Appletons' Cyclopædia of American Biography/Allibone, Samuel Austin

From Wikisource
Jump to: navigation, search
Appletons' Allibone Samuel Austin.jpg
Appletons' Allibone Samuel Austin signature.jpg

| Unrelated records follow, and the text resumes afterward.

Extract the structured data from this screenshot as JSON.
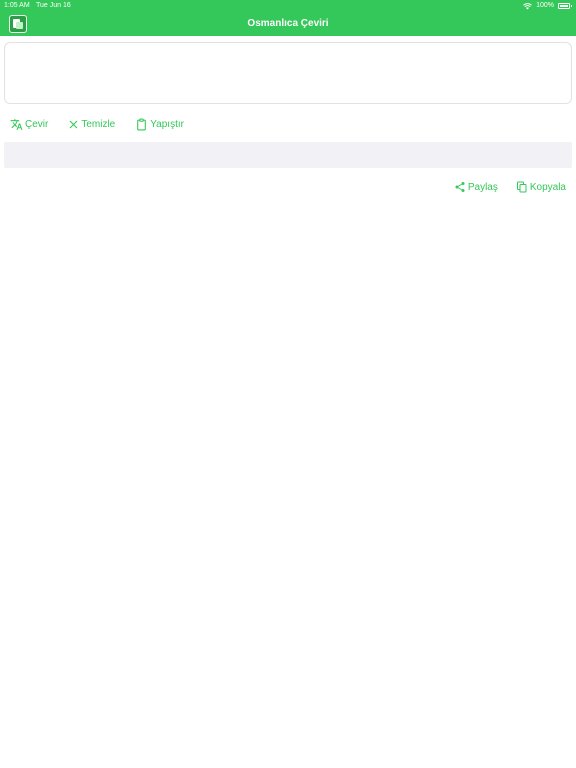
{
  "status_bar": {
    "time": "1:05 AM",
    "date": "Tue Jun 16",
    "battery": "100%"
  },
  "nav": {
    "title": "Osmanlıca Çeviri"
  },
  "input": {
    "value": "",
    "placeholder": ""
  },
  "actions": {
    "translate_label": "Çevir",
    "clear_label": "Temizle",
    "paste_label": "Yapıştır"
  },
  "result": {
    "value": ""
  },
  "result_actions": {
    "share_label": "Paylaş",
    "copy_label": "Kopyala"
  },
  "colors": {
    "accent": "#34c759",
    "result_bg": "#f2f2f6"
  },
  "icons": {
    "translate": "translate-icon",
    "clear": "close-icon",
    "paste": "clipboard-icon",
    "share": "share-icon",
    "copy": "copy-icon"
  }
}
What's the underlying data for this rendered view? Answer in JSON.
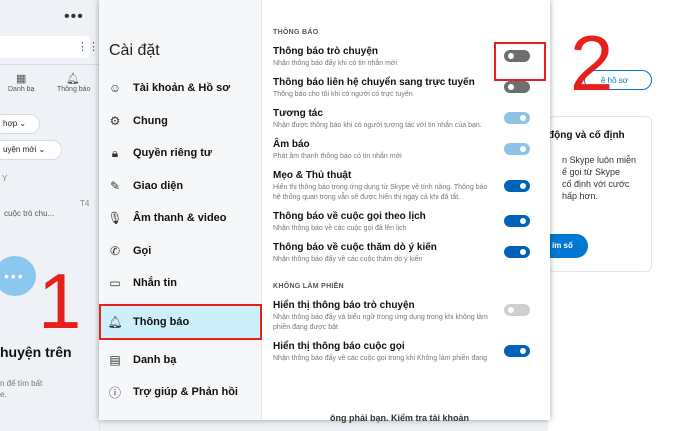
{
  "left_panel": {
    "nav": [
      {
        "label": "Danh bạ",
        "icon": "contacts-icon"
      },
      {
        "label": "Thông báo",
        "icon": "bell-icon"
      }
    ],
    "pill1": "hợp",
    "pill2": "uyện mới",
    "meta1": "Y",
    "chat_preview": "cuộc trò chu...",
    "chat_time": "T4",
    "heading": "huyện trên",
    "subtext1": "n để tìm bất",
    "subtext2": "e."
  },
  "right_panel": {
    "profile_btn": "ề hồ sơ",
    "card_title": "động và cố định",
    "card_text1": "n Skype luôn miễn",
    "card_text2": "ể gọi từ Skype",
    "card_text3": "cố định với cước",
    "card_text4": "hấp hơn.",
    "card_btn": "ím số"
  },
  "settings": {
    "title": "Cài đặt",
    "menu": [
      {
        "label": "Tài khoản & Hồ sơ",
        "icon": "account-icon"
      },
      {
        "label": "Chung",
        "icon": "gear-icon"
      },
      {
        "label": "Quyền riêng tư",
        "icon": "lock-icon"
      },
      {
        "label": "Giao diện",
        "icon": "appearance-icon"
      },
      {
        "label": "Âm thanh & video",
        "icon": "microphone-icon"
      },
      {
        "label": "Gọi",
        "icon": "phone-icon"
      },
      {
        "label": "Nhắn tin",
        "icon": "message-icon"
      },
      {
        "label": "Thông báo",
        "icon": "bell-icon"
      },
      {
        "label": "Danh bạ",
        "icon": "contacts-icon"
      },
      {
        "label": "Trợ giúp & Phản hồi",
        "icon": "info-icon"
      }
    ],
    "section1": "THÔNG BÁO",
    "section2": "KHÔNG LÀM PHIỀN",
    "items": [
      {
        "title": "Thông báo trò chuyện",
        "desc": "Nhận thông báo đẩy khi có tin nhắn mới",
        "state": "off"
      },
      {
        "title": "Thông báo liên hệ chuyển sang trực tuyến",
        "desc": "Thông báo cho tôi khi có người có trực tuyến",
        "state": "off"
      },
      {
        "title": "Tương tác",
        "desc": "Nhận được thông báo khi có người tương tác với tin nhắn của bạn.",
        "state": "dis"
      },
      {
        "title": "Âm báo",
        "desc": "Phát âm thanh thông báo có tin nhắn mới",
        "state": "dis"
      },
      {
        "title": "Mẹo & Thủ thuật",
        "desc": "Hiển thị thông báo trong ứng dụng từ Skype về tính năng. Thông báo hệ thống quan trọng vẫn sẽ được hiển thị ngay cả khi đã tắt.",
        "state": "on"
      },
      {
        "title": "Thông báo về cuộc gọi theo lịch",
        "desc": "Nhận thông báo về các cuộc gọi đã lên lịch",
        "state": "on"
      },
      {
        "title": "Thông báo về cuộc thăm dò ý kiến",
        "desc": "Nhận thông báo đẩy về các cuộc thăm dò ý kiến",
        "state": "on"
      }
    ],
    "dnd_items": [
      {
        "title": "Hiển thị thông báo trò chuyện",
        "desc": "Nhận thông báo đẩy và biểu ngữ trong ứng dụng trong khi không làm phiền đang được bật",
        "state": "disoff"
      },
      {
        "title": "Hiển thị thông báo cuộc gọi",
        "desc": "Nhận thông báo đẩy về các cuộc gọi trong khi Không làm phiền đang",
        "state": "on"
      }
    ]
  },
  "annotations": {
    "num1": "1",
    "num2": "2"
  },
  "bottom_text": "ông phải bạn. Kiểm tra tài khoản"
}
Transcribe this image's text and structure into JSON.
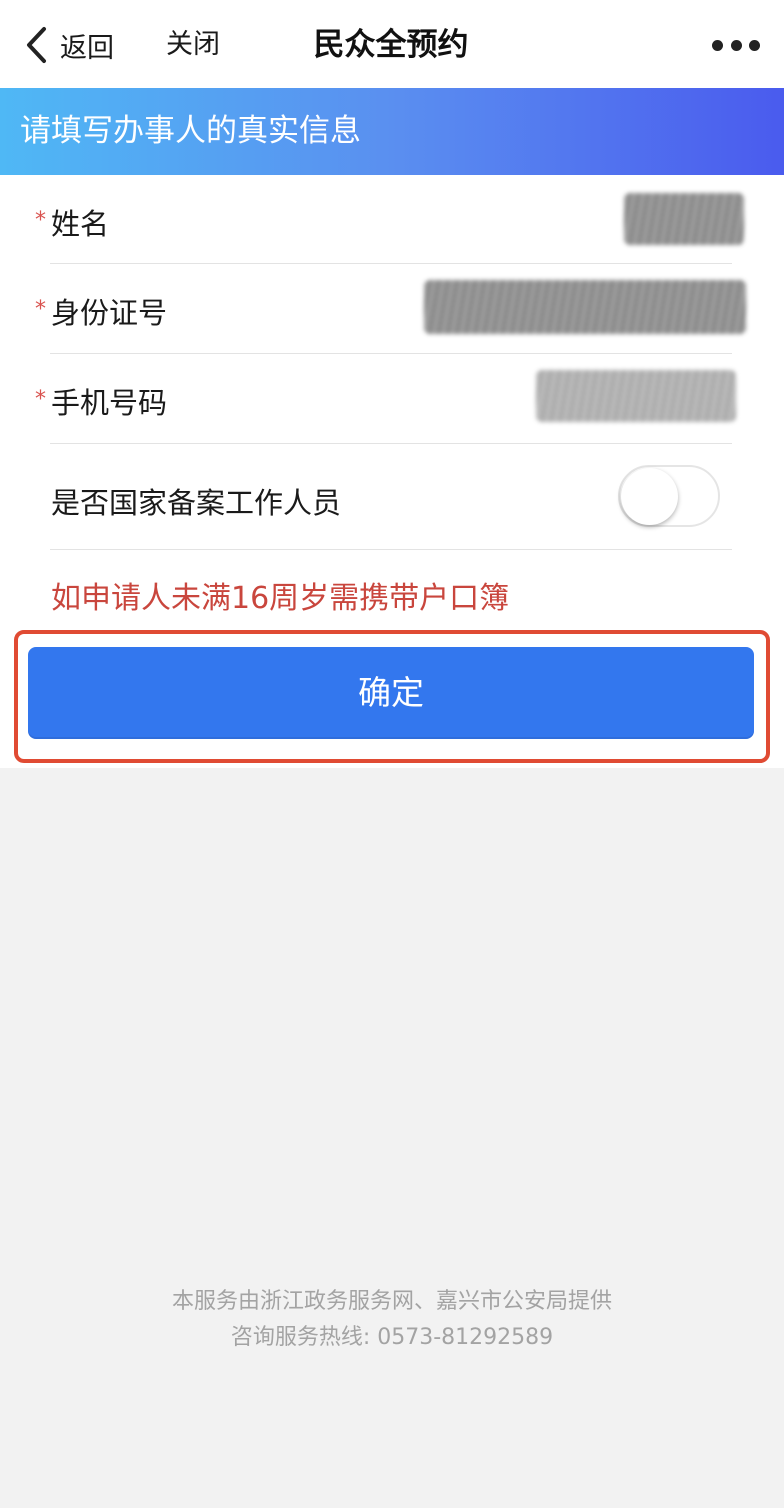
{
  "navbar": {
    "back_label": "返回",
    "close_label": "关闭",
    "title": "民众全预约",
    "back_icon": "chevron-left-icon",
    "more_icon": "more-dots-icon"
  },
  "banner": {
    "text": "请填写办事人的真实信息"
  },
  "form": {
    "required_mark": "*",
    "fields": [
      {
        "label": "姓名",
        "value": "[redacted]"
      },
      {
        "label": "身份证号",
        "value": "[redacted]"
      },
      {
        "label": "手机号码",
        "value": "[redacted]"
      }
    ],
    "toggle": {
      "label": "是否国家备案工作人员",
      "state": "off"
    },
    "notice": "如申请人未满16周岁需携带户口簿",
    "confirm_label": "确定"
  },
  "footer": {
    "line1": "本服务由浙江政务服务网、嘉兴市公安局提供",
    "line2": "咨询服务热线: 0573-81292589"
  },
  "colors": {
    "accent": "#3377ee",
    "notice": "#c9463d",
    "highlight": "#e04b33",
    "banner_start": "#4fb8f5",
    "banner_end": "#4a5bee"
  }
}
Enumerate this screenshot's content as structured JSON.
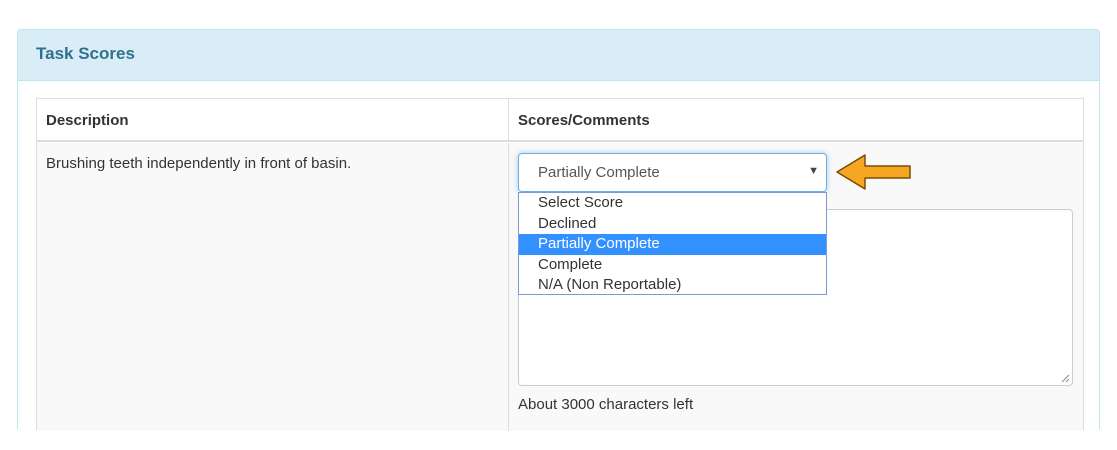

ALLIBONE, Samuel Austin, author, b. in Philadelphia, Pa., 17 April, 1816; d. in Lucerne, Switzerland, 2 Sept., 1889. He gained a high reputation in early life for his familiar knowledge of English and American literature. He applied his learning to the preparation of a great work entitled “A Critical Dictionary of English Literature and British and American Authors,” the first volume of which appeared in 1854, and the second and third in 1871. This laborious compilation, exhibiting careful exactness and critical judgment, contains notices of 46,499 authors, with 40 classified indexes of subjects. Before the appearance of this “Dictionary of Authors,” Dr. Allibone had published “A Review by a Layman of a Work entitled 'New Themes for the Protestant Clergy'” (Philadelphia, 1852), and “'New Themes' Condemned” (1853). In 1868 he published “An Alphabetical Index to the New Testament,” and in 1871 the “Union Bible Companion,” the first part of which work was published separately under the title of “The Divine Origin of the Holy Scriptures.” In 1873 appeared his “Poetical Quotations, from Chaucer to Tennyson,” with copious indexes, containing 13,600 passages taken from 550 authors, classified under 435 subjects. This was followed by “Prose Quotations, from Socrates to Macaulay,” with indexes to the 8,810 quotations, containing the names of 544 authors and 571 subjects (1876). In 1880 he published “Great Authors of All Ages; being Selections from the Prose Works of Eminent Writers from the time of Pericles to the Present Day,” with indexes. He published also “Explanatory Questions on the Gospels and the Acts” (1869), and was the author of numerous religious tracts and articles in periodicals. The indexes to Edward Everett's “Orations and Speeches” (1850-'59), and Washington Irving's “Life and Letters” (1861-'64), were from his hand. He was book editor and corresponding secretary of the American Sunday-school union from 1867 till 1873, and from 1877 till 1879, when he became librarian of the Lenox library, resigning in 1888.